# Task details
Nothing in the entries may differ when you return them.

··· Information supplied

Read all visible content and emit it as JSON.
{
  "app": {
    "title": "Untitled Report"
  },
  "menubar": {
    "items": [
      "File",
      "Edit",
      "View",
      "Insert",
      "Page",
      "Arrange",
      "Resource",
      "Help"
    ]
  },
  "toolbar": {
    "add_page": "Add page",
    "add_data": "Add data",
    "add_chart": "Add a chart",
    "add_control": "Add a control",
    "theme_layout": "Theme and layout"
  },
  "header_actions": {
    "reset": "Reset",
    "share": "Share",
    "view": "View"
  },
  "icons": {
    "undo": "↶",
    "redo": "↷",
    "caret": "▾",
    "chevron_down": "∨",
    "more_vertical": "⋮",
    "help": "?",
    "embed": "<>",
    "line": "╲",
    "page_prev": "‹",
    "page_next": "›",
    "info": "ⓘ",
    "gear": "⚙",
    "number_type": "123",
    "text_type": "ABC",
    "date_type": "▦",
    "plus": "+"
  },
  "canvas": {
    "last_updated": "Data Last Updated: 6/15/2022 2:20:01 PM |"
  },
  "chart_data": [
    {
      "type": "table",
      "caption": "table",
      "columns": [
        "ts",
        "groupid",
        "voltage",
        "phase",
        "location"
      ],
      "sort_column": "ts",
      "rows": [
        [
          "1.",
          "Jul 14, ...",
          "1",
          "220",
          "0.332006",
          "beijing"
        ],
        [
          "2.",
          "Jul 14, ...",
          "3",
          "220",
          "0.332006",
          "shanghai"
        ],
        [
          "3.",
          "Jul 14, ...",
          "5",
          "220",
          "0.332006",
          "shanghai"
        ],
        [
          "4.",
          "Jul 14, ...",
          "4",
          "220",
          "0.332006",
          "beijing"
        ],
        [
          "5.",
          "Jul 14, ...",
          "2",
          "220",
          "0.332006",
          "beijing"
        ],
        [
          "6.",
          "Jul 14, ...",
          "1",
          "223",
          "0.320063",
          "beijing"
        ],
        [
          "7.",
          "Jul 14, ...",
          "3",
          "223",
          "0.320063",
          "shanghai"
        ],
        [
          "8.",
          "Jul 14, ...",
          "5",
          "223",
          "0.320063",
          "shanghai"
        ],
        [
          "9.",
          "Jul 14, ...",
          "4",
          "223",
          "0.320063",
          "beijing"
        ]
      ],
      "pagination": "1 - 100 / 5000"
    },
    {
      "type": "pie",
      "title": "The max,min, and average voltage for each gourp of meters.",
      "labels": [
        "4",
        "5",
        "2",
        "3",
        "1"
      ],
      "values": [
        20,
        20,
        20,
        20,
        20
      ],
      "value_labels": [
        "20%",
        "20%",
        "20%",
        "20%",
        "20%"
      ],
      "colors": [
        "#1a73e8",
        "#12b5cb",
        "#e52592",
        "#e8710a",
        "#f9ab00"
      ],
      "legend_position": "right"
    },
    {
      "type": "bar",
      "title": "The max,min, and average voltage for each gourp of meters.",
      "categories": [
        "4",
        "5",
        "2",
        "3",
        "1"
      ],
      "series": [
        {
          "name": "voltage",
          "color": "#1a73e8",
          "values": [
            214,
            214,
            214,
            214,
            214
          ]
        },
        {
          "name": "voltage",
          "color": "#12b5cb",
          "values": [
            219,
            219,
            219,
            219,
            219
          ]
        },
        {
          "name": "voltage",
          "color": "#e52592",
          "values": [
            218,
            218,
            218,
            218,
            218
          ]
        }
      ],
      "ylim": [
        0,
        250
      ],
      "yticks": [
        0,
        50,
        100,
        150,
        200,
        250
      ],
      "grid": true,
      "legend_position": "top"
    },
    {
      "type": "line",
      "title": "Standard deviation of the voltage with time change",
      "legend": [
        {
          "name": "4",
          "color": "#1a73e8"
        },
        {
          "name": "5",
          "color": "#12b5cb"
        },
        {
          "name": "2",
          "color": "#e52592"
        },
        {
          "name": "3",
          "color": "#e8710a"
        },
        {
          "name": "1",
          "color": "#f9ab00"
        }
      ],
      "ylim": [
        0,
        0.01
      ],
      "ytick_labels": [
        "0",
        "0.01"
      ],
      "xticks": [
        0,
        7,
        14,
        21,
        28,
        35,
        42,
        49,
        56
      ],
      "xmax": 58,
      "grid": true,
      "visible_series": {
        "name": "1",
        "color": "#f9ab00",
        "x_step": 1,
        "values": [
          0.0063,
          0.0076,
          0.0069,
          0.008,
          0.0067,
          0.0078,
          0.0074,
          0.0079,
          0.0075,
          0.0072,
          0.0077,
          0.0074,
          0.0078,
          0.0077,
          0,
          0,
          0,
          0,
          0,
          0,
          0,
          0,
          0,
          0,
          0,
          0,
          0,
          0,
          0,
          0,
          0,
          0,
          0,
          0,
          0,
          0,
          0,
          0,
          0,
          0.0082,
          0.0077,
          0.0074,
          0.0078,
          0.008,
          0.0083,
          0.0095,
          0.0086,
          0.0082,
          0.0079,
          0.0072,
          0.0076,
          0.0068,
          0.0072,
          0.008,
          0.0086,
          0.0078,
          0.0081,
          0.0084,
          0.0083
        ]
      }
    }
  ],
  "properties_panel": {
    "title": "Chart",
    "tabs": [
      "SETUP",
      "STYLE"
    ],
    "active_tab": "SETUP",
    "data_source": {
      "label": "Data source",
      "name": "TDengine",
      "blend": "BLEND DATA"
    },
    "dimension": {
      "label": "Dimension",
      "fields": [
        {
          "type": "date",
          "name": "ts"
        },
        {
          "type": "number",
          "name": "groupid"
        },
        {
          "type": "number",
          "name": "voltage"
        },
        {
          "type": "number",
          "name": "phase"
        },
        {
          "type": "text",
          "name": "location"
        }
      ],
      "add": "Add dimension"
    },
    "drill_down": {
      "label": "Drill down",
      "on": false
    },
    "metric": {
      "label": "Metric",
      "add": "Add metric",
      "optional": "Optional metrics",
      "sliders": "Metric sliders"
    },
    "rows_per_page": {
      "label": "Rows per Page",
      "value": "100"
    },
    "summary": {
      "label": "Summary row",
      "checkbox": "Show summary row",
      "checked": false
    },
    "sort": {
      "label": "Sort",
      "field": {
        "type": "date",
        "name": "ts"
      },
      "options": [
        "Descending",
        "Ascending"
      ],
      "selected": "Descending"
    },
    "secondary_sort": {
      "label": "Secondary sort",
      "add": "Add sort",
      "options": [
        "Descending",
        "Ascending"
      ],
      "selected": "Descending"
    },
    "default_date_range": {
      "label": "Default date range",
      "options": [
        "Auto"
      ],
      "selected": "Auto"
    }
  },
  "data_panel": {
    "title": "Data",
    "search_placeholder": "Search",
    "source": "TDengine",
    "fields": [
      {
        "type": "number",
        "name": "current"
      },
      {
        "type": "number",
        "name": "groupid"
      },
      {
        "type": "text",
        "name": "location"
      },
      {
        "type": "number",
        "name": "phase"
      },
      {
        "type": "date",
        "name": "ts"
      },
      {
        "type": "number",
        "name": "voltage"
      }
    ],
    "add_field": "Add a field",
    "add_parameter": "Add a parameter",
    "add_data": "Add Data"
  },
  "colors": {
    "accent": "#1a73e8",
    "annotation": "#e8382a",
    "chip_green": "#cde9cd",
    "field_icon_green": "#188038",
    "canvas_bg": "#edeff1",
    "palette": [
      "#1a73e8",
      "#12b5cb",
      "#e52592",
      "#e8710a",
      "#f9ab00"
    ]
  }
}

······

# Exercise response
Read all visible content and emit it as JSON.
{
  "app": {
    "title": "Untitled Report"
  },
  "menubar": {
    "items": [
      "File",
      "Edit",
      "View",
      "Insert",
      "Page",
      "Arrange",
      "Resource",
      "Help"
    ]
  },
  "toolbar": {
    "add_page": "Add page",
    "add_data": "Add data",
    "add_chart": "Add a chart",
    "add_control": "Add a control",
    "theme_layout": "Theme and layout"
  },
  "header_actions": {
    "reset": "Reset",
    "share": "Share",
    "view": "View"
  },
  "icons": {
    "undo": "↶",
    "redo": "↷",
    "caret": "▾",
    "chevron_down": "∨",
    "more_vertical": "⋮",
    "help": "?",
    "embed": "<>",
    "line": "╲",
    "page_prev": "‹",
    "page_next": "›",
    "info": "ⓘ",
    "gear": "⚙",
    "number_type": "123",
    "text_type": "ABC",
    "date_type": "▦",
    "plus": "+"
  },
  "canvas": {
    "last_updated": "Data Last Updated: 6/15/2022 2:20:01 PM |"
  },
  "chart_data": [
    {
      "type": "table",
      "caption": "table",
      "columns": [
        "ts",
        "groupid",
        "voltage",
        "phase",
        "location"
      ],
      "sort_column": "ts",
      "rows": [
        [
          "1.",
          "Jul 14, ...",
          "1",
          "220",
          "0.332006",
          "beijing"
        ],
        [
          "2.",
          "Jul 14, ...",
          "3",
          "220",
          "0.332006",
          "shanghai"
        ],
        [
          "3.",
          "Jul 14, ...",
          "5",
          "220",
          "0.332006",
          "shanghai"
        ],
        [
          "4.",
          "Jul 14, ...",
          "4",
          "220",
          "0.332006",
          "beijing"
        ],
        [
          "5.",
          "Jul 14, ...",
          "2",
          "220",
          "0.332006",
          "beijing"
        ],
        [
          "6.",
          "Jul 14, ...",
          "1",
          "223",
          "0.320063",
          "beijing"
        ],
        [
          "7.",
          "Jul 14, ...",
          "3",
          "223",
          "0.320063",
          "shanghai"
        ],
        [
          "8.",
          "Jul 14, ...",
          "5",
          "223",
          "0.320063",
          "shanghai"
        ],
        [
          "9.",
          "Jul 14, ...",
          "4",
          "223",
          "0.320063",
          "beijing"
        ]
      ],
      "pagination": "1 - 100 / 5000"
    },
    {
      "type": "pie",
      "title": "The max,min, and average voltage for each gourp of meters.",
      "labels": [
        "4",
        "5",
        "2",
        "3",
        "1"
      ],
      "values": [
        20,
        20,
        20,
        20,
        20
      ],
      "value_labels": [
        "20%",
        "20%",
        "20%",
        "20%",
        "20%"
      ],
      "colors": [
        "#1a73e8",
        "#12b5cb",
        "#e52592",
        "#e8710a",
        "#f9ab00"
      ],
      "legend_position": "right"
    },
    {
      "type": "bar",
      "title": "The max,min, and average voltage for each gourp of meters.",
      "categories": [
        "4",
        "5",
        "2",
        "3",
        "1"
      ],
      "series": [
        {
          "name": "voltage",
          "color": "#1a73e8",
          "values": [
            214,
            214,
            214,
            214,
            214
          ]
        },
        {
          "name": "voltage",
          "color": "#12b5cb",
          "values": [
            219,
            219,
            219,
            219,
            219
          ]
        },
        {
          "name": "voltage",
          "color": "#e52592",
          "values": [
            218,
            218,
            218,
            218,
            218
          ]
        }
      ],
      "ylim": [
        0,
        250
      ],
      "yticks": [
        0,
        50,
        100,
        150,
        200,
        250
      ],
      "grid": true,
      "legend_position": "top"
    },
    {
      "type": "line",
      "title": "Standard deviation of the voltage with time change",
      "legend": [
        {
          "name": "4",
          "color": "#1a73e8"
        },
        {
          "name": "5",
          "color": "#12b5cb"
        },
        {
          "name": "2",
          "color": "#e52592"
        },
        {
          "name": "3",
          "color": "#e8710a"
        },
        {
          "name": "1",
          "color": "#f9ab00"
        }
      ],
      "ylim": [
        0,
        0.01
      ],
      "ytick_labels": [
        "0",
        "0.01"
      ],
      "xticks": [
        0,
        7,
        14,
        21,
        28,
        35,
        42,
        49,
        56
      ],
      "xmax": 58,
      "grid": true,
      "visible_series": {
        "name": "1",
        "color": "#f9ab00",
        "x_step": 1,
        "values": [
          0.0063,
          0.0076,
          0.0069,
          0.008,
          0.0067,
          0.0078,
          0.0074,
          0.0079,
          0.0075,
          0.0072,
          0.0077,
          0.0074,
          0.0078,
          0.0077,
          0,
          0,
          0,
          0,
          0,
          0,
          0,
          0,
          0,
          0,
          0,
          0,
          0,
          0,
          0,
          0,
          0,
          0,
          0,
          0,
          0,
          0,
          0,
          0,
          0,
          0.0082,
          0.0077,
          0.0074,
          0.0078,
          0.008,
          0.0083,
          0.0095,
          0.0086,
          0.0082,
          0.0079,
          0.0072,
          0.0076,
          0.0068,
          0.0072,
          0.008,
          0.0086,
          0.0078,
          0.0081,
          0.0084,
          0.0083
        ]
      }
    }
  ],
  "properties_panel": {
    "title": "Chart",
    "tabs": [
      "SETUP",
      "STYLE"
    ],
    "active_tab": "SETUP",
    "data_source": {
      "label": "Data source",
      "name": "TDengine",
      "blend": "BLEND DATA"
    },
    "dimension": {
      "label": "Dimension",
      "fields": [
        {
          "type": "date",
          "name": "ts"
        },
        {
          "type": "number",
          "name": "groupid"
        },
        {
          "type": "number",
          "name": "voltage"
        },
        {
          "type": "number",
          "name": "phase"
        },
        {
          "type": "text",
          "name": "location"
        }
      ],
      "add": "Add dimension"
    },
    "drill_down": {
      "label": "Drill down",
      "on": false
    },
    "metric": {
      "label": "Metric",
      "add": "Add metric",
      "optional": "Optional metrics",
      "sliders": "Metric sliders"
    },
    "rows_per_page": {
      "label": "Rows per Page",
      "value": "100"
    },
    "summary": {
      "label": "Summary row",
      "checkbox": "Show summary row",
      "checked": false
    },
    "sort": {
      "label": "Sort",
      "field": {
        "type": "date",
        "name": "ts"
      },
      "options": [
        "Descending",
        "Ascending"
      ],
      "selected": "Descending"
    },
    "secondary_sort": {
      "label": "Secondary sort",
      "add": "Add sort",
      "options": [
        "Descending",
        "Ascending"
      ],
      "selected": "Descending"
    },
    "default_date_range": {
      "label": "Default date range",
      "options": [
        "Auto"
      ],
      "selected": "Auto"
    }
  },
  "data_panel": {
    "title": "Data",
    "search_placeholder": "Search",
    "source": "TDengine",
    "fields": [
      {
        "type": "number",
        "name": "current"
      },
      {
        "type": "number",
        "name": "groupid"
      },
      {
        "type": "text",
        "name": "location"
      },
      {
        "type": "number",
        "name": "phase"
      },
      {
        "type": "date",
        "name": "ts"
      },
      {
        "type": "number",
        "name": "voltage"
      }
    ],
    "add_field": "Add a field",
    "add_parameter": "Add a parameter",
    "add_data": "Add Data"
  },
  "colors": {
    "accent": "#1a73e8",
    "annotation": "#e8382a",
    "chip_green": "#cde9cd",
    "field_icon_green": "#188038",
    "canvas_bg": "#edeff1",
    "palette": [
      "#1a73e8",
      "#12b5cb",
      "#e52592",
      "#e8710a",
      "#f9ab00"
    ]
  }
}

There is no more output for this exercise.